The ban on political ads announced by Twitter two weeks ago has come into effect, and the rules are surprisingly simple — perhaps too simple. No political content as they define it may be promoted; candidates, parties, governments or officials, PACs and certain political nonprofit groups are banned from promoting content altogether.
The idea intended to be made manifest in these policies is that “political message reach should be earned, not bought,” as the company puts it. It’s hard to argue with that (but Facebook will anyway). The new rules apply globally and to all ad types.
It’s important to make clear at the outset that Twitter is not banning political content, it is banning the paid promotion of that content. Every topic is fair game and every person or organization on Twitter can pursue their cause as before — they just can’t pay to get their message in front of more eyeballs.
In its briefly stated rules, the company explains what it means by “political content”:
We define political content as content that references a candidate, political party, elected or appointed government official, election, referendum, ballot measure, legislation, regulation, directive, or judicial outcome.
Also banned are:
Ads that contain references to political content, including appeals for votes, solicitations of financial support, and advocacy for or against any of the above-listed types of political content.
That seems pretty straightforward. Banning political ads is controversial to begin with, but unclear or complicated definitions would really make things difficult.
A blanket ban on many politically motivated organizations will also help clear the decks. Political action committees, or PACs, and their deep-pocketed cousins the SuperPACs, are banned from advertising at all. That makes sense, since what content would they be promoting other than attempts to influence the political process? 501(c)4 nonprofit organizations, not as publicly notorious as PACs but huge spenders on political causes, are also banned.
There are, of course, exemptions, both for news organizations that want to promote coverage of political issues, and “cause-based” content deemed non-political.
The first exemption is pretty natural — although many news organizations do have a political outlook or ideological bent, it’s a far cry from the practice of donating millions directly to candidates or parties. But not just any site can take advantage — you’ll have to have 200,000 monthly unique visitors, make your own content with your own people and not be primarily focused on a single issue.

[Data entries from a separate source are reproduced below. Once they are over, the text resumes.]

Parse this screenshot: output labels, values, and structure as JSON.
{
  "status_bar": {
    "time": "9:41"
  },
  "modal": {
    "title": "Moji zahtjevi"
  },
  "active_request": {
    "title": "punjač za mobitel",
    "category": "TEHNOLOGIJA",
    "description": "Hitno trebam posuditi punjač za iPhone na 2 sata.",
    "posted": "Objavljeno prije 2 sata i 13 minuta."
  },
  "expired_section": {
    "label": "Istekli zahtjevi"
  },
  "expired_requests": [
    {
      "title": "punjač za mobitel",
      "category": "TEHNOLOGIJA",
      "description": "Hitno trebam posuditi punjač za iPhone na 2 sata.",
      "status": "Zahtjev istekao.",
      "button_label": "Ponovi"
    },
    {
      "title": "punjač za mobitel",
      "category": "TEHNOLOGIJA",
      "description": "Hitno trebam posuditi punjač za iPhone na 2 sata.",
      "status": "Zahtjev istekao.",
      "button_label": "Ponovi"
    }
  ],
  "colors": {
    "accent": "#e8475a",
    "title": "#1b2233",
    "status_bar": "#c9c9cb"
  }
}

The “cause-based” exemption may be where Twitter takes the most heat. As Twitter’s policy states, it will allow “ads that educate, raise awareness, and/or call for people to take action in connection with civic engagement, economic growth, environmental stewardship, or social equity causes.”
These come with some restrictions: They can only be targeted to the state, province or region level — no ZIP codes, so hyper-local influence is out. And politically charged interests may not be targeted, so you can’t send your cause-based ads just to “socialists,” for example. And they can’t reference or be run on behalf of any of the banned entities above.
But it’s the play in the definition that may come back to bite Twitter. What exactly constitutes “civic engagement” and “social equity causes”? Perhaps these concepts were only vaguely defined by design to be accommodating rather than prescriptive, but if you leave an inch for interpretation, you’d better believe bad actors are going to take a mile.
Clearly this is meant to allow promotion of content like voter registration drives, disaster relief work, and so on. But it’s more than possible someone will try to qualify, say, an anti-immigrant rally as “public conversation around important topics.”
I asked Twitter whether additional guidance on the cause-based content rules would be forthcoming, but a representative simply pointed me to the very language I quoted.
That said, policy lead at Twitter Vijaya Gadde said the company will attempt to be transparent with its decisions on individual issues and clear about changes to the rules going forward.
“This is new territory,” she tweeted. “As with every policy we put into practice, it will evolve and we’ll be listening to your feedback.”
And no doubt they shall receive it — in abundance.